The song "To Dream the Impossible Dream" has become part of the musical literature of Broadway.
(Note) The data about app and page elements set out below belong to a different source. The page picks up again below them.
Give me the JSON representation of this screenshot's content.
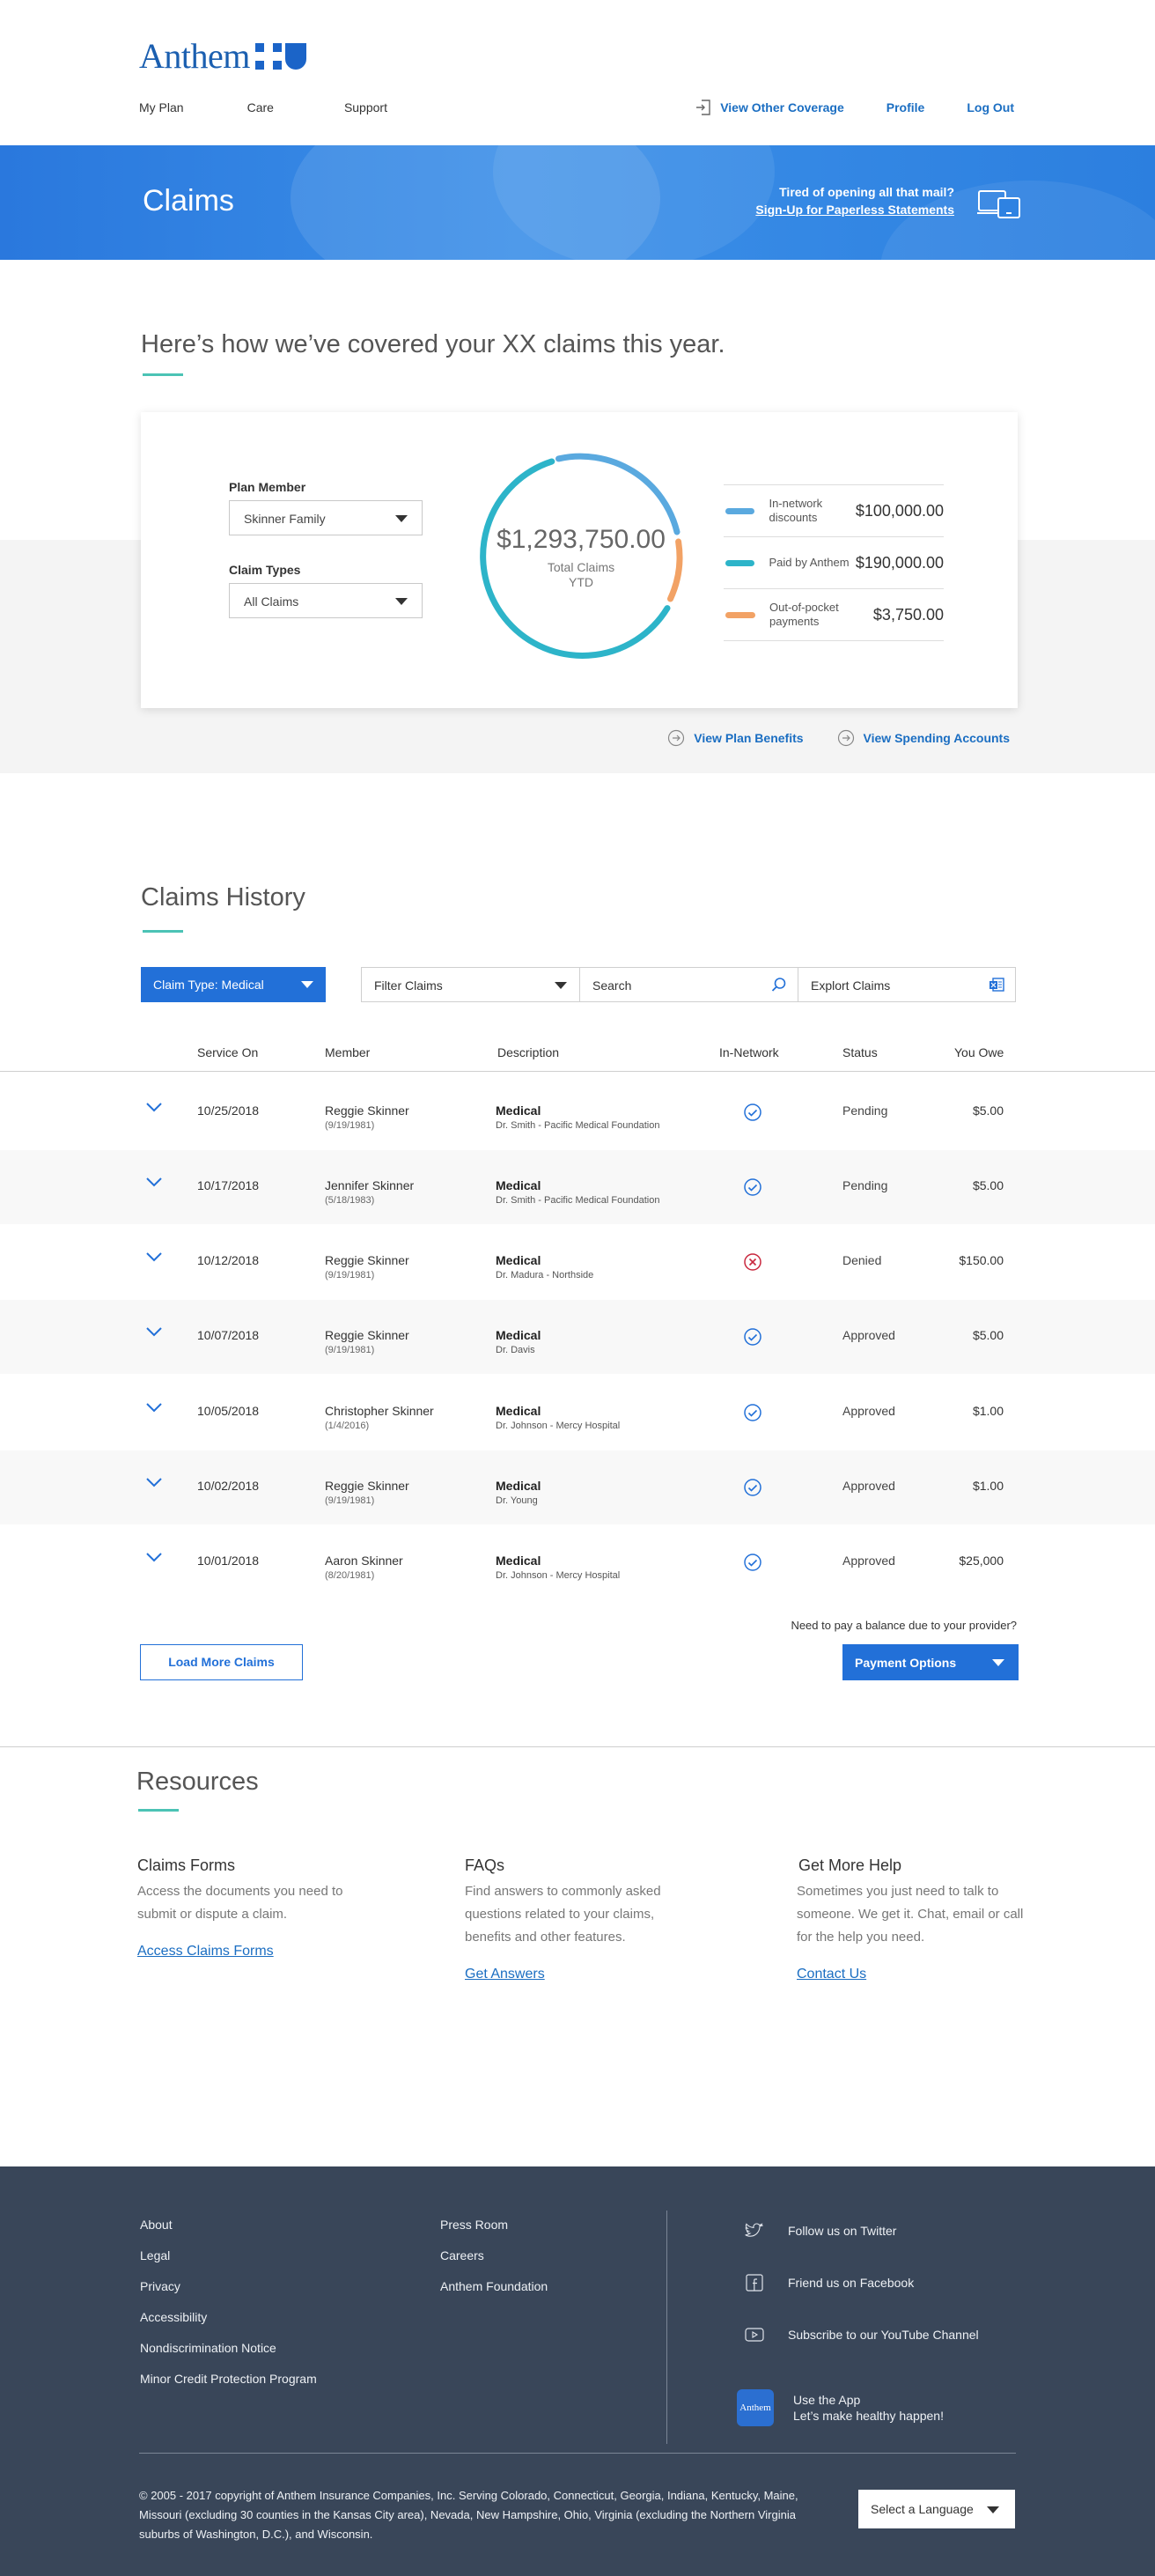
{
  "brand": {
    "name": "Anthem"
  },
  "nav": {
    "left": [
      "My Plan",
      "Care",
      "Support"
    ],
    "view_other_coverage": "View Other Coverage",
    "profile": "Profile",
    "logout": "Log Out"
  },
  "banner": {
    "title": "Claims",
    "promo_question": "Tired of opening all that mail?",
    "promo_link": "Sign-Up for Paperless Statements"
  },
  "summary": {
    "heading": "Here’s how we’ve covered your XX claims this year.",
    "plan_member_label": "Plan Member",
    "plan_member_value": "Skinner Family",
    "claim_types_label": "Claim Types",
    "claim_types_value": "All Claims",
    "total_amount": "$1,293,750.00",
    "total_label_line1": "Total Claims",
    "total_label_line2": "YTD",
    "legend": [
      {
        "label": "In-network discounts",
        "value": "$100,000.00",
        "color": "#5aa9df"
      },
      {
        "label": "Paid by Anthem",
        "value": "$190,000.00",
        "color": "#2db4c9"
      },
      {
        "label": "Out-of-pocket payments",
        "value": "$3,750.00",
        "color": "#f2a265"
      }
    ],
    "link_plan_benefits": "View Plan Benefits",
    "link_spending_accounts": "View Spending Accounts"
  },
  "history": {
    "heading": "Claims History",
    "claim_type_button": "Claim Type:  Medical",
    "filter_label": "Filter Claims",
    "search_placeholder": "Search",
    "export_label": "Explort Claims",
    "columns": {
      "service_on": "Service On",
      "member": "Member",
      "description": "Description",
      "in_network": "In-Network",
      "status": "Status",
      "you_owe": "You Owe"
    },
    "rows": [
      {
        "date": "10/25/2018",
        "member": "Reggie Skinner",
        "dob": "(9/19/1981)",
        "type": "Medical",
        "provider": "Dr. Smith - Pacific Medical Foundation",
        "in_network": true,
        "status": "Pending",
        "owe": "$5.00"
      },
      {
        "date": "10/17/2018",
        "member": "Jennifer Skinner",
        "dob": "(5/18/1983)",
        "type": "Medical",
        "provider": "Dr. Smith - Pacific Medical Foundation",
        "in_network": true,
        "status": "Pending",
        "owe": "$5.00"
      },
      {
        "date": "10/12/2018",
        "member": "Reggie Skinner",
        "dob": "(9/19/1981)",
        "type": "Medical",
        "provider": "Dr. Madura - Northside",
        "in_network": false,
        "status": "Denied",
        "owe": "$150.00"
      },
      {
        "date": "10/07/2018",
        "member": "Reggie Skinner",
        "dob": "(9/19/1981)",
        "type": "Medical",
        "provider": "Dr. Davis",
        "in_network": true,
        "status": "Approved",
        "owe": "$5.00"
      },
      {
        "date": "10/05/2018",
        "member": "Christopher Skinner",
        "dob": "(1/4/2016)",
        "type": "Medical",
        "provider": "Dr. Johnson - Mercy Hospital",
        "in_network": true,
        "status": "Approved",
        "owe": "$1.00"
      },
      {
        "date": "10/02/2018",
        "member": "Reggie Skinner",
        "dob": "(9/19/1981)",
        "type": "Medical",
        "provider": "Dr. Young",
        "in_network": true,
        "status": "Approved",
        "owe": "$1.00"
      },
      {
        "date": "10/01/2018",
        "member": "Aaron Skinner",
        "dob": "(8/20/1981)",
        "type": "Medical",
        "provider": "Dr. Johnson - Mercy Hospital",
        "in_network": true,
        "status": "Approved",
        "owe": "$25,000"
      }
    ],
    "balance_question": "Need to pay a balance due  to your provider?",
    "load_more": "Load More Claims",
    "payment_options": "Payment Options"
  },
  "resources": {
    "heading": "Resources",
    "items": [
      {
        "title": "Claims Forms",
        "text": "Access the documents you need to submit or dispute a claim.",
        "link": "Access Claims Forms"
      },
      {
        "title": "FAQs",
        "text": "Find answers to commonly asked questions related to your claims, benefits and other features.",
        "link": "Get Answers"
      },
      {
        "title": "Get More Help",
        "text": "Sometimes you just need to talk to someone. We get it. Chat, email or call for the help you need.",
        "link": "Contact Us"
      }
    ]
  },
  "footer": {
    "col1": [
      "About",
      "Legal",
      "Privacy",
      "Accessibility",
      "Nondiscrimination Notice",
      "Minor Credit Protection Program"
    ],
    "col2": [
      "Press Room",
      "Careers",
      "Anthem Foundation"
    ],
    "twitter": "Follow us on Twitter",
    "facebook": "Friend us on Facebook",
    "youtube": "Subscribe to our YouTube Channel",
    "app_line1": "Use the App",
    "app_line2": "Let’s make healthy happen!",
    "app_icon_text": "Anthem",
    "copyright": "© 2005 - 2017 copyright of Anthem Insurance Companies, Inc. Serving Colorado, Connecticut, Georgia, Indiana, Kentucky, Maine, Missouri (excluding 30 counties in the Kansas City area), Nevada, New Hampshire, Ohio, Virginia (excluding the Northern Virginia suburbs of Washington, D.C.), and Wisconsin.",
    "language": "Select a Language"
  },
  "colors": {
    "brand_blue": "#2270d8",
    "link_blue": "#1b6ec2",
    "accent_teal": "#4bc3b5",
    "footer_bg": "#394659",
    "denied_red": "#c9283e"
  }
}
It encapsulates the hopes of Don Quixote as portrayed in the multiple Tony Award winning musical "Man of La Mancha" with music by Mitch Leigh, lyrics by Joe Darion and book by Dale Wasserman.
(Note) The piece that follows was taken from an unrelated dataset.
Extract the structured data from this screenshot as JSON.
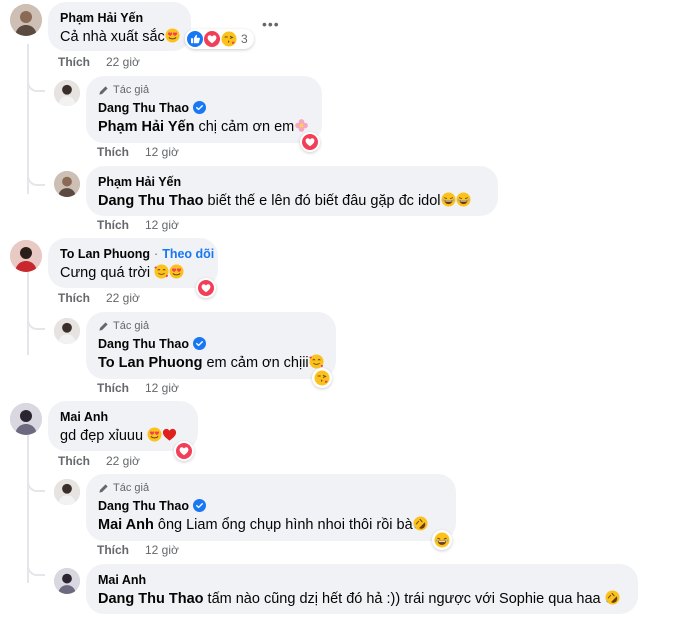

Camelot Theatre Company in Talent has chosen the show as the first musical of its 2007 season. "Man of La Mancha" will preview at 8 p.m. Wednesday, March 14, and Thursday, March 15, with tickets at $12.
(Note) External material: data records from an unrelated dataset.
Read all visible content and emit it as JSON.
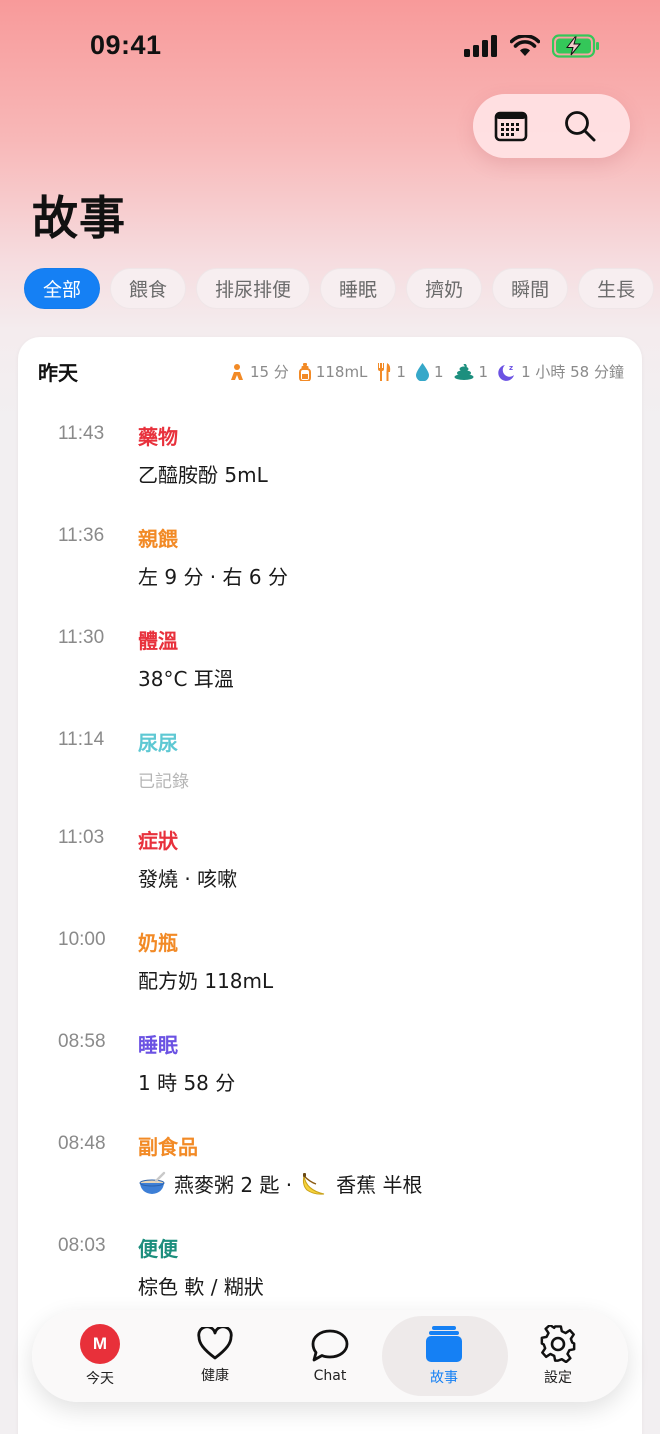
{
  "status_bar": {
    "time": "09:41"
  },
  "header": {
    "title": "故事"
  },
  "filters": [
    {
      "label": "全部",
      "active": true
    },
    {
      "label": "餵食"
    },
    {
      "label": "排尿排便"
    },
    {
      "label": "睡眠"
    },
    {
      "label": "擠奶"
    },
    {
      "label": "瞬間"
    },
    {
      "label": "生長"
    }
  ],
  "day": {
    "label": "昨天",
    "summary": [
      {
        "icon": "pump-icon",
        "text": "15 分",
        "color": "#f28a26"
      },
      {
        "icon": "bottle-icon",
        "text": "118mL",
        "color": "#f28a26"
      },
      {
        "icon": "utensils-icon",
        "text": "1",
        "color": "#f28a26"
      },
      {
        "icon": "droplet-icon",
        "text": "1",
        "color": "#36a8c9"
      },
      {
        "icon": "poop-icon",
        "text": "1",
        "color": "#1d8f7e"
      },
      {
        "icon": "moon-icon",
        "text": "1 小時 58 分鐘",
        "color": "#6b52e3"
      }
    ]
  },
  "entries": [
    {
      "time": "11:43",
      "type": "藥物",
      "color": "#e8313c",
      "detail": "乙醯胺酚 5mL"
    },
    {
      "time": "11:36",
      "type": "親餵",
      "color": "#f28a26",
      "detail": "左 9 分 · 右 6 分"
    },
    {
      "time": "11:30",
      "type": "體溫",
      "color": "#e8313c",
      "detail": "38°C 耳溫"
    },
    {
      "time": "11:14",
      "type": "尿尿",
      "color": "#5ec8d3",
      "detail": "已記錄",
      "muted": true
    },
    {
      "time": "11:03",
      "type": "症狀",
      "color": "#e8313c",
      "detail": "發燒 · 咳嗽"
    },
    {
      "time": "10:00",
      "type": "奶瓶",
      "color": "#f28a26",
      "detail": "配方奶 118mL"
    },
    {
      "time": "08:58",
      "type": "睡眠",
      "color": "#6b52e3",
      "detail": "1 時 58 分"
    },
    {
      "time": "08:48",
      "type": "副食品",
      "color": "#f28a26",
      "detail_parts": [
        "燕麥粥 2 匙 ·",
        "香蕉 半根"
      ],
      "icons": [
        "bowl-icon",
        "banana-icon"
      ]
    },
    {
      "time": "08:03",
      "type": "便便",
      "color": "#1d8f7e",
      "detail": "棕色 軟 / 糊狀"
    }
  ],
  "tabbar": {
    "items": [
      {
        "label": "今天",
        "icon": "avatar",
        "avatar_letter": "M"
      },
      {
        "label": "健康",
        "icon": "heart-icon"
      },
      {
        "label": "Chat",
        "icon": "chat-icon"
      },
      {
        "label": "故事",
        "icon": "stack-icon",
        "active": true
      },
      {
        "label": "設定",
        "icon": "gear-icon"
      }
    ],
    "accent": "#1580f4"
  }
}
Opening night will be at 8 p.m. Friday, March 16. The show will run at 8 p.m. Thursdays, Fridays and Saturdays and 2 p.m. Sundays through April 15. There will be a pay-what-you-can performance at 8 p.m. Wednesday, March 21.

The Broadway production won five Tony Awards including Best Musical, Best Composer and Best Lyricist, as well as the New York Drama Critics Circle Award for Best Musical. "Man of La Mancha" is set in 16th century Spain and based on Cervantes' poignant novel "Don Quixote,"about a dying old knight with an impossible dream: to see things not as they are, but as they ought to be.

Camelot's Artistic Director Livia Genise directs, Karl Iverson provides musical direction and choreography is by Audrey Flint. "Man of La Mancha" features Don Matthews as Miguel De Cervantes/Don Quixote, Keith Fuller as Sancho Panza, Renee Hewitt as Aldonza/Dulcinea and Paul Jones as The Governor/Innkeeper.

A voice teacher and member of the music faculty at SOU, Matthews has appeared on stage at Camelot as Frederick Eggerman in "A Little Night Music," Lancelot in "Camelot" and Father in "Children of Eden." The NPR morning voice on The Classics and News Service, Matthews also has appeared in numerous Rogue Valley productions, including "South Pacific," "The Fantasticks," and "Our Town."

Keith Fuller is making his Camelot debut after more than 20 years as a musician. He has performed roles in "Godspell," "Fiddler on the Roof," "Little Shop of Horrors," "Christmas Tuna," "Elephant Man" and several others. He spends his days as "Kuzin Keith" on KRRM 94.7 FM.

A former Bay Area actress, Hewitt has been performing for more than 22 years from New York to LA. At Camelot she appeared as Annie Sullivan in "The Miracle Worker," Guenevere in "Camelot" and Lottie in "Enchanted April." She has also appeared in "A Little Night Music," "Master Class," Born Yesterday," "Carnival" and "Children of Eden." Hewitt recently wrote and starred in "Spotlight on Julie Andrews."

A retired theater arts professor, Jones has more than 100 acting roles to his credit. At Camelot he has played Beatty in "Fahrenheit 451," Ben Franklin in "1776," both Merlyn and Pellinore in "Camelot," Colonel Parker in "Judgment at Nuremberg" and has directed "The Dresser" and "The Heidi Chronicles."

Also in the cast of "Man of La Mancha" are Kristie Abart as the Housekeeper, Mark Barsekian as the Barber, Jamison Challeen as Pedro, Charles Cherry as Gonzago, Bart Grady as Juan, Mae Jeffs as Carmelita, Jeremy Johnson as Julio (and on guitar), Kathleen Kellenbeck as Antonia, Shannon McReynolds as Fermina, Dennis Nicomede as Paco, David Rees as the Captain of the Inquisition, Jack Seybold as the Padre, Leah Simon-Westreich as Rosalita, John Simutis as Anselmo, Merrill Smith as the Duke/Dr. Carrasco and Wendy Spurgeon as Maria.

Musicians in the orchestra pit Chris Matthews (percussion), George Arnall (trumpet and electric bass) join Karl Iverson (keyboards). Jeremy Johnson adds guitar from the stage.

The production team for "Man of La Mancha" includes stage manager Kaitie Warner, assistant stage manager Tara Watkins and Camelot's resident designers, costumer Emily Ehrlich Inget, set designer and master carpenter Don Zastoupil, lighting designer Bart Grady and sound designer Charles Cherry.

Tickets are $19 for adults and $17 for students and seniors. Tickets are available at the theater 1 to 5 p.m. Monday through Saturday and one hour before performances, at www.CamelotTheatre.org or call 535-5250.

Camelot Theatre Company will stage the adventures of the knight Don Quixote in the musical “Man of La Mancha.” - Photo by Steve Sutfin